The key to Draper's character, of course, is that he's not Don Draper. He stole the dog-tags from a dead soldier, turned a permanent back on his home and family, and created himself de novo. His life looks pretty good, for a moment; but viewers are reminded at almost every turn that he is fundamentally not real, that he is a liar of such profundity that, in a sense, he has no longer exists as a human being. Or, to put it in the quaint language of Carl Jung, he has lost his soul.
Draper's a TV character -- on cable, no less -- so naturally he has more depth and credibility than the president of Liberty University's seminary.

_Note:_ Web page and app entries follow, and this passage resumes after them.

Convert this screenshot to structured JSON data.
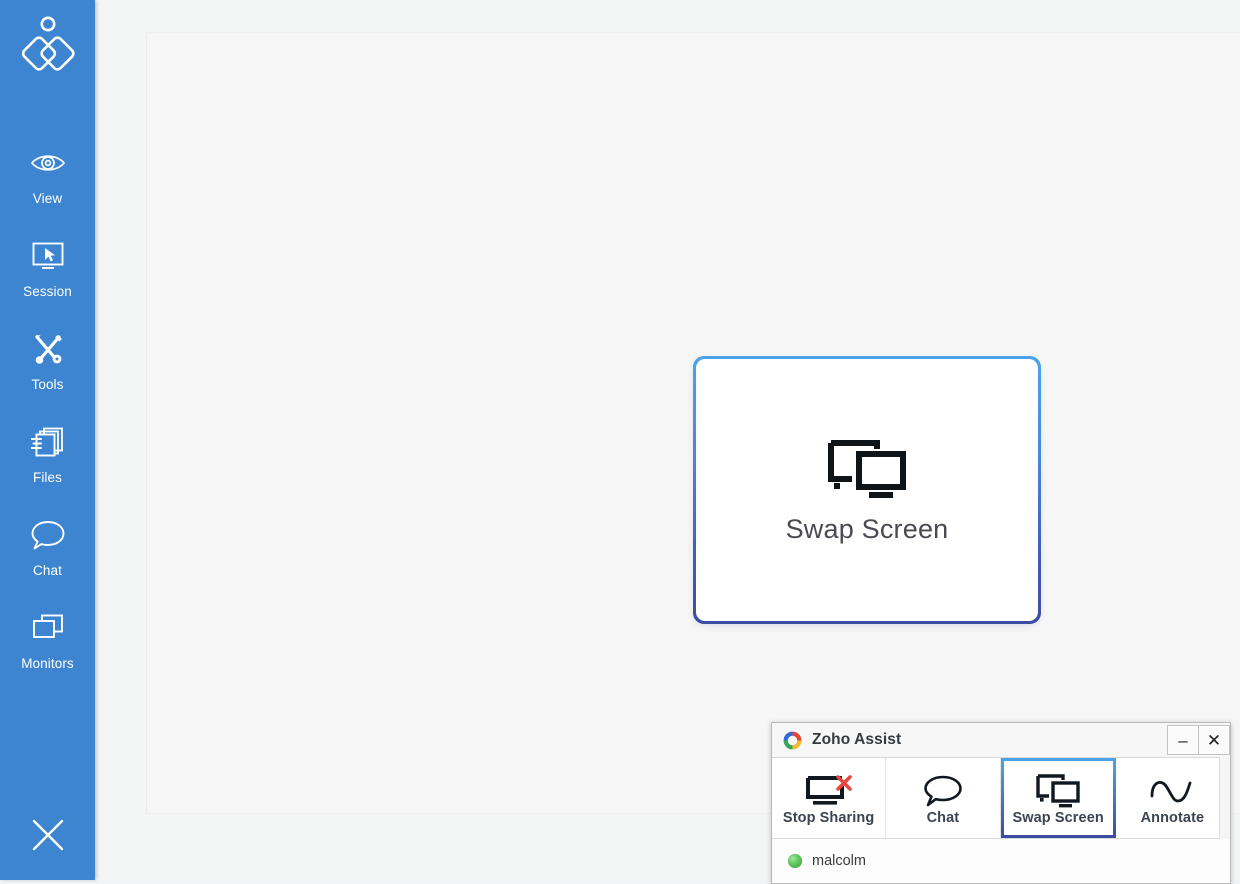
{
  "sidebar": {
    "logo_name": "zoho-assist-logo",
    "items": [
      {
        "label": "View",
        "icon": "eye-icon"
      },
      {
        "label": "Session",
        "icon": "monitor-cursor-icon"
      },
      {
        "label": "Tools",
        "icon": "tools-icon"
      },
      {
        "label": "Files",
        "icon": "files-icon"
      },
      {
        "label": "Chat",
        "icon": "chat-bubble-icon"
      },
      {
        "label": "Monitors",
        "icon": "monitors-icon"
      }
    ],
    "close_icon": "close-icon",
    "background_color": "#3d85d0"
  },
  "main": {
    "swap_card": {
      "label": "Swap Screen",
      "icon": "swap-screen-icon",
      "border_gradient_top": "#4ba3e9",
      "border_gradient_bottom": "#3b4da3"
    }
  },
  "zoho_window": {
    "title": "Zoho Assist",
    "logo_icon": "zoho-ring-logo",
    "window_controls": [
      {
        "name": "minimize-button",
        "glyph": "–"
      },
      {
        "name": "close-button",
        "glyph": "✕"
      }
    ],
    "toolbar": [
      {
        "label": "Stop Sharing",
        "icon": "stop-sharing-icon",
        "selected": false
      },
      {
        "label": "Chat",
        "icon": "chat-bubble-icon",
        "selected": false
      },
      {
        "label": "Swap Screen",
        "icon": "swap-screen-icon",
        "selected": true
      },
      {
        "label": "Annotate",
        "icon": "annotate-wave-icon",
        "selected": false
      }
    ],
    "status": {
      "participant": "malcolm",
      "presence": "online",
      "presence_color": "#5dc85a"
    },
    "selected_accent_top": "#4ba3e9",
    "selected_accent_bottom": "#3b4da3"
  }
}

Still, we are fascinated by reports that Ergun M. Caner, whose middle name may be Mehmet or Michael, depending upon which document he is signing, has built a career around the story that he was a teen-aged Jihadist, who converted to Christianity. Well, no. What fascinates us are the emerging reports that it's a big old tissue of lies.
Caner's story -- the one he tells, not the one that appears to be true -- is the sort of radical "I once was blind but now I see" conversion tale beloved by the soi-disant "Evangelical" tradition. But if it is false, as it certainly appears to be, the story could do more than discredit Liberty University, a work of supererogation in any case. It could, just possibly, cause people to consider the likelihood that radical epiphanies are remembered and retold more frequently than they are in fact experienced. This, in turn, might lead to a reconsideration of the central myth of popular "evangelicalism," which is that authentic Christianity requires of everybody a Damascus Road experience, and it is never enough "merely" to have been baptized and raised in the faith.